After six months at the Desert Inn, a talent scout heard Phyllis; this led to performing in supper clubs, hotels and on TV all around the country. While performing in Central Florida, Phyllis enjoyed volunteering and organized benefits for children’s homes and animal humane societies.
While entertaining at a piano bar in Marion, Indiana, Phyllis told her audience that she hoped to buy a farm. A gentleman fan heard her and offered to sell her a 125-acre property complete with a long white fence, a big red barn, a pond, forty acres of black walnut trees, corn and soybean fields and a 150-year-old house. Amazed, Phyllis hocked her hard-earned diamonds for the $2,500 collateral and bought herself a farm!
Phyllis Dale at Rosie O’Grady’s in Orlando.
An agent from Chicago offered Phyllis a four-week contract in Fern Park, Florida, to play at Freddie’s Steak House so she moved and eventually sold the farm. “I entertained at Freddie’s for ten years and was also a ‘Red Hot Mama’ at Rosie O’Grady’s in Orlando. I met many celebrities; among them was Liberace, who sketched a piano and candelabra for me inscribing it “Love to Phyllis.” In the late 1970s, along with my nightly performing, I became the Director of Music at the Orlando Naval Recruit Training Command; the position required me to organize the recruit musicians and play with them for all church services. I also directed the Blue Jacket Choir. In 1985 I married Gary Cook and enjoyed 21 years with him until his death from cancer in 2006.”

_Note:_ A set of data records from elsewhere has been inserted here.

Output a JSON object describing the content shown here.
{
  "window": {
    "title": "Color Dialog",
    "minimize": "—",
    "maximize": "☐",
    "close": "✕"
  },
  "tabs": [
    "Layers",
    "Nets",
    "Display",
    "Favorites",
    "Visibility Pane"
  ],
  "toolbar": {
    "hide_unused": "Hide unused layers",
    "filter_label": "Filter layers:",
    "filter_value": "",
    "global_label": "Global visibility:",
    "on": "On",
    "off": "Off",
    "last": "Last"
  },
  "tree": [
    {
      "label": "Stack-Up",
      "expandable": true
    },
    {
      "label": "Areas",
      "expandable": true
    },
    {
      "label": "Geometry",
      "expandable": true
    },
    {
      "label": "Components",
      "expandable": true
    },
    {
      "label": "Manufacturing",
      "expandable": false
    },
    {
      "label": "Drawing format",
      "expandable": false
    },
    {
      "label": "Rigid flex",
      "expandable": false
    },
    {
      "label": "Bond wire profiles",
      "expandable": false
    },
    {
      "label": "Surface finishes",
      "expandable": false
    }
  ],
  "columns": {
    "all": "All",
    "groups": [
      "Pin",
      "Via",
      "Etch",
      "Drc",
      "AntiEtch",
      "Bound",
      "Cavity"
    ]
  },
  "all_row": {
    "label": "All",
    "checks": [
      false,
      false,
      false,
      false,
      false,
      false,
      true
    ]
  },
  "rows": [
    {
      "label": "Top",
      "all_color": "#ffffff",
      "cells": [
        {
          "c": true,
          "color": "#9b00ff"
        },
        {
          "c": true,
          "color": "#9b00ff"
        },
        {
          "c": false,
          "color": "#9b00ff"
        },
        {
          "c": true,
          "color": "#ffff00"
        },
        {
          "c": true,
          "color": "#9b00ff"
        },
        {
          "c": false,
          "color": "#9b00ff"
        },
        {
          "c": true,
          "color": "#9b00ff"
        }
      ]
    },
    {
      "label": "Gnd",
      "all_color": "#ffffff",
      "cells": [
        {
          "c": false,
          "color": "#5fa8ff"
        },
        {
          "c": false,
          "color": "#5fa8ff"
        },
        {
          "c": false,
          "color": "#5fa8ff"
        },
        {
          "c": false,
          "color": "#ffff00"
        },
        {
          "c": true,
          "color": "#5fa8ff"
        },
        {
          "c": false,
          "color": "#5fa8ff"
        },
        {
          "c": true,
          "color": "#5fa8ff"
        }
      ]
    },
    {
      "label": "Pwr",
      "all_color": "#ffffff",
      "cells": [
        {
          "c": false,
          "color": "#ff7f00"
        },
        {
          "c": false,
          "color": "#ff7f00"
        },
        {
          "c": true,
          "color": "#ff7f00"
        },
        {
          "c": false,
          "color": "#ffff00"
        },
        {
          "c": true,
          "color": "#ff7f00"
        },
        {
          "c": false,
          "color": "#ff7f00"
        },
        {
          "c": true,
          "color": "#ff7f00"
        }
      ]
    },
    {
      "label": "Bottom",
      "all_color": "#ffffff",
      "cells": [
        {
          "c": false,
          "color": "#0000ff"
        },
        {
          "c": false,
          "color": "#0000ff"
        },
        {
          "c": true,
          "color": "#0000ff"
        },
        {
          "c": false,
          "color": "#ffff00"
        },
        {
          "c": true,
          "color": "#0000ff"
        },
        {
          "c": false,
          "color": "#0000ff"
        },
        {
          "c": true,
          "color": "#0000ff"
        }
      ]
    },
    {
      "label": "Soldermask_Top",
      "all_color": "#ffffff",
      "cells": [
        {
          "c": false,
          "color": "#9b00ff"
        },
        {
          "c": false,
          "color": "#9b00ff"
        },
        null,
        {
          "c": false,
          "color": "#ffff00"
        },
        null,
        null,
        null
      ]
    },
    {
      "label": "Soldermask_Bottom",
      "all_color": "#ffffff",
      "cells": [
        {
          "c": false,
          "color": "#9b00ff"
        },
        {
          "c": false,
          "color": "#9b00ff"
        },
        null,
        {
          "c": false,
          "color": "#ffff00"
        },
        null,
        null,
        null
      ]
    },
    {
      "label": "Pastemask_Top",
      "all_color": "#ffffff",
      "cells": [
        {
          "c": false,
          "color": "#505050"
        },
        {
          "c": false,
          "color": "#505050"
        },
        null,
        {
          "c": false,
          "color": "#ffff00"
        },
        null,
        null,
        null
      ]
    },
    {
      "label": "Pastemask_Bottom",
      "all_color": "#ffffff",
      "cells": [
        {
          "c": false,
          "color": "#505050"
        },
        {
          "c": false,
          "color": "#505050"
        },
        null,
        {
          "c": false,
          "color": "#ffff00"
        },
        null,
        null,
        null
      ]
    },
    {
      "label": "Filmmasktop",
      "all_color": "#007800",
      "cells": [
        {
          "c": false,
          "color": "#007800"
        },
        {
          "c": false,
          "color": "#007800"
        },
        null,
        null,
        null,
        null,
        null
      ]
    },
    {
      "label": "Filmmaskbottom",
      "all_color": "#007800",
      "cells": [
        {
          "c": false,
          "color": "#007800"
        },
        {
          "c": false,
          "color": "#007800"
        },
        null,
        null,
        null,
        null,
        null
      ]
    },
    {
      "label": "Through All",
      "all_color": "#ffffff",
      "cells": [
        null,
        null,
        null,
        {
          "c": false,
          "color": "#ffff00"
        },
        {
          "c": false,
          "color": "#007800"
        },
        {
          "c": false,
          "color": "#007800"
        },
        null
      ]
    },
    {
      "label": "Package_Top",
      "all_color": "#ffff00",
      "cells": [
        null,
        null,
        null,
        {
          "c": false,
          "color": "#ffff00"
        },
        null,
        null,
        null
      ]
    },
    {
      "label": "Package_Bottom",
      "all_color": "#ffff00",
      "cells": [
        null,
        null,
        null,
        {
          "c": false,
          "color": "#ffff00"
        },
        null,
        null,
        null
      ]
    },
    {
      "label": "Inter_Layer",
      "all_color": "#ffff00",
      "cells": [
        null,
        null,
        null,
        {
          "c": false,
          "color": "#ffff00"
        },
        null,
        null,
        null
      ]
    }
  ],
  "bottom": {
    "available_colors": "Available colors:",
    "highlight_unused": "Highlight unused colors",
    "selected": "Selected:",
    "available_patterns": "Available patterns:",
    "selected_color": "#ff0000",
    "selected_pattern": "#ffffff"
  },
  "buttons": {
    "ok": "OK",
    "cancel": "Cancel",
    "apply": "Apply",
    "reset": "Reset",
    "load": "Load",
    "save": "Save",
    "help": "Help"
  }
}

Phyllis related, “In 1990, I accepted an offer from Chad Mitchell, formerly of the Chad Mitchell Trio. Chad was Vice President of Entertainment with the Delta Steamboat Company. From 1990 to 2001 I performed as the ‘Red Hot Mama’ on stage and in the lounges of the Mississippi Queen and the Delta Queen. I was thrilled when Rosemary Clooney and her party made reservations to see my show. When I saw my idol, I stood up crying. Immediately, Rosemary joined me with a big hug and we became good friends. During Gary’s illness, Rosemary wrote encouraging notes to him.
“I was honored when a Delta Queen stateroom was dedicated to me. A brass plaque on the door said, ‘The Phyllis Dale Suite.’ Inside was my photo and a biography. I sang with trumpeter Al Hirt and guitarist B.B. King. I put my arms all around B.B. saying, ‘one nice thing about being a big woman; I can put my arms around a big man’. B.B. was a real ‘Teddy Bear’ and a very loving man.”
Due to problems from past spinal surgeries, Phyllis knew that it was time to switch careers. She would sit near the stage waiting for her entrance, studying a one-year travel course and finished with a 99.2 average. “I became a travel agent and in six months had $1 million in sales.” Now, she enjoys being a partner in a travel company. Throughout both of her careers, Phyllis has traveled to all fifty states and seventy-five countries.
Phyllis said, “In 2001, I made a promise to myself that after I retired from show business, I would never accept any money for my entertaining. I am giving back to others the joy that I have received throughout my musical career. I am thrilled to perform wherever needed including here at John Knox Village.”
Phyllis revealed, “My dear friends Dave Seymour and Sally Fausnight lured me to John Knox Village last year. I felt an aura of serenity around me the first time I drove through the gate. I love the English-countryside feeling it gives me.” Residents of JKV pack the Barker Center and Tree Top Lounge when Phyllis performs; she is a loved and respected consummate entertainer.
Phyllis Dale performs for John Knox Village residents.